▸ Data records:
━━━━

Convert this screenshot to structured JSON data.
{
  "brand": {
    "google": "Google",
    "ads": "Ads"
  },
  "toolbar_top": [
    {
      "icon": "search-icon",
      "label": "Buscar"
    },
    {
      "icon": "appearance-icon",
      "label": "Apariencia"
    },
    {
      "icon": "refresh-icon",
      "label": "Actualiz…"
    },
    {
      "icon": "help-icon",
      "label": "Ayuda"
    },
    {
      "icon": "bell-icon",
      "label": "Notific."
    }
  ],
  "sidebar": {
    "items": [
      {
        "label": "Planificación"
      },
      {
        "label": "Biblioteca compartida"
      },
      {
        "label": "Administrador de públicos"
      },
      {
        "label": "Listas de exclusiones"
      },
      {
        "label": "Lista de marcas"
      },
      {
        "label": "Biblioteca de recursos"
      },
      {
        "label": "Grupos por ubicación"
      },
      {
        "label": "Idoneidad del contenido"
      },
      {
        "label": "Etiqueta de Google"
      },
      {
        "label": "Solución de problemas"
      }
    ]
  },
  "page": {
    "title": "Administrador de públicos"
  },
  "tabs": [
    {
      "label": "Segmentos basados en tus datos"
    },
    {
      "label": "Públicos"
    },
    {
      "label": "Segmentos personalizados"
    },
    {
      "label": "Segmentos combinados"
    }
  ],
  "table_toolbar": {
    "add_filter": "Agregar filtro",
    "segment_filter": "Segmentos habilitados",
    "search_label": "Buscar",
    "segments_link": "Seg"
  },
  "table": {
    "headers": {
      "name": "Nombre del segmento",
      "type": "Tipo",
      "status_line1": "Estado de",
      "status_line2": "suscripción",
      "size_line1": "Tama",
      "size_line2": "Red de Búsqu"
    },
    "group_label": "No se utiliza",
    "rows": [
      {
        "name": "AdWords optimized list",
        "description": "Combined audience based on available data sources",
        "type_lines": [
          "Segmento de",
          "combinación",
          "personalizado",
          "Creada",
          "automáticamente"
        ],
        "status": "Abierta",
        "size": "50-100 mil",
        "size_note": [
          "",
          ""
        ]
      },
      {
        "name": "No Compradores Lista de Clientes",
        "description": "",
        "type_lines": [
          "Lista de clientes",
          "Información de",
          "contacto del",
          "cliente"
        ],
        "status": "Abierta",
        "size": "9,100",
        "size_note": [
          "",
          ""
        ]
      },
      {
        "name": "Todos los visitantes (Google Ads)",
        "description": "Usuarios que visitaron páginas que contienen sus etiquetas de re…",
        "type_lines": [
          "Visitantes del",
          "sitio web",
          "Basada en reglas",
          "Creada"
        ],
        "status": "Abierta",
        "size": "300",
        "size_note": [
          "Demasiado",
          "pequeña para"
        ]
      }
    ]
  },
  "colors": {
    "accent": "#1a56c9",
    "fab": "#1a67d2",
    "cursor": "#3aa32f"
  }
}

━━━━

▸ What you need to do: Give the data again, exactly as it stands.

▸ Task answer:
Convert this screenshot to structured JSON data.
{
  "brand": {
    "google": "Google",
    "ads": "Ads"
  },
  "toolbar_top": [
    {
      "icon": "search-icon",
      "label": "Buscar"
    },
    {
      "icon": "appearance-icon",
      "label": "Apariencia"
    },
    {
      "icon": "refresh-icon",
      "label": "Actualiz…"
    },
    {
      "icon": "help-icon",
      "label": "Ayuda"
    },
    {
      "icon": "bell-icon",
      "label": "Notific."
    }
  ],
  "sidebar": {
    "items": [
      {
        "label": "Planificación"
      },
      {
        "label": "Biblioteca compartida"
      },
      {
        "label": "Administrador de públicos"
      },
      {
        "label": "Listas de exclusiones"
      },
      {
        "label": "Lista de marcas"
      },
      {
        "label": "Biblioteca de recursos"
      },
      {
        "label": "Grupos por ubicación"
      },
      {
        "label": "Idoneidad del contenido"
      },
      {
        "label": "Etiqueta de Google"
      },
      {
        "label": "Solución de problemas"
      }
    ]
  },
  "page": {
    "title": "Administrador de públicos"
  },
  "tabs": [
    {
      "label": "Segmentos basados en tus datos"
    },
    {
      "label": "Públicos"
    },
    {
      "label": "Segmentos personalizados"
    },
    {
      "label": "Segmentos combinados"
    }
  ],
  "table_toolbar": {
    "add_filter": "Agregar filtro",
    "segment_filter": "Segmentos habilitados",
    "search_label": "Buscar",
    "segments_link": "Seg"
  },
  "table": {
    "headers": {
      "name": "Nombre del segmento",
      "type": "Tipo",
      "status_line1": "Estado de",
      "status_line2": "suscripción",
      "size_line1": "Tama",
      "size_line2": "Red de Búsqu"
    },
    "group_label": "No se utiliza",
    "rows": [
      {
        "name": "AdWords optimized list",
        "description": "Combined audience based on available data sources",
        "type_lines": [
          "Segmento de",
          "combinación",
          "personalizado",
          "Creada",
          "automáticamente"
        ],
        "status": "Abierta",
        "size": "50-100 mil",
        "size_note": [
          "",
          ""
        ]
      },
      {
        "name": "No Compradores Lista de Clientes",
        "description": "",
        "type_lines": [
          "Lista de clientes",
          "Información de",
          "contacto del",
          "cliente"
        ],
        "status": "Abierta",
        "size": "9,100",
        "size_note": [
          "",
          ""
        ]
      },
      {
        "name": "Todos los visitantes (Google Ads)",
        "description": "Usuarios que visitaron páginas que contienen sus etiquetas de re…",
        "type_lines": [
          "Visitantes del",
          "sitio web",
          "Basada en reglas",
          "Creada"
        ],
        "status": "Abierta",
        "size": "300",
        "size_note": [
          "Demasiado",
          "pequeña para"
        ]
      }
    ]
  },
  "colors": {
    "accent": "#1a56c9",
    "fab": "#1a67d2",
    "cursor": "#3aa32f"
  }
}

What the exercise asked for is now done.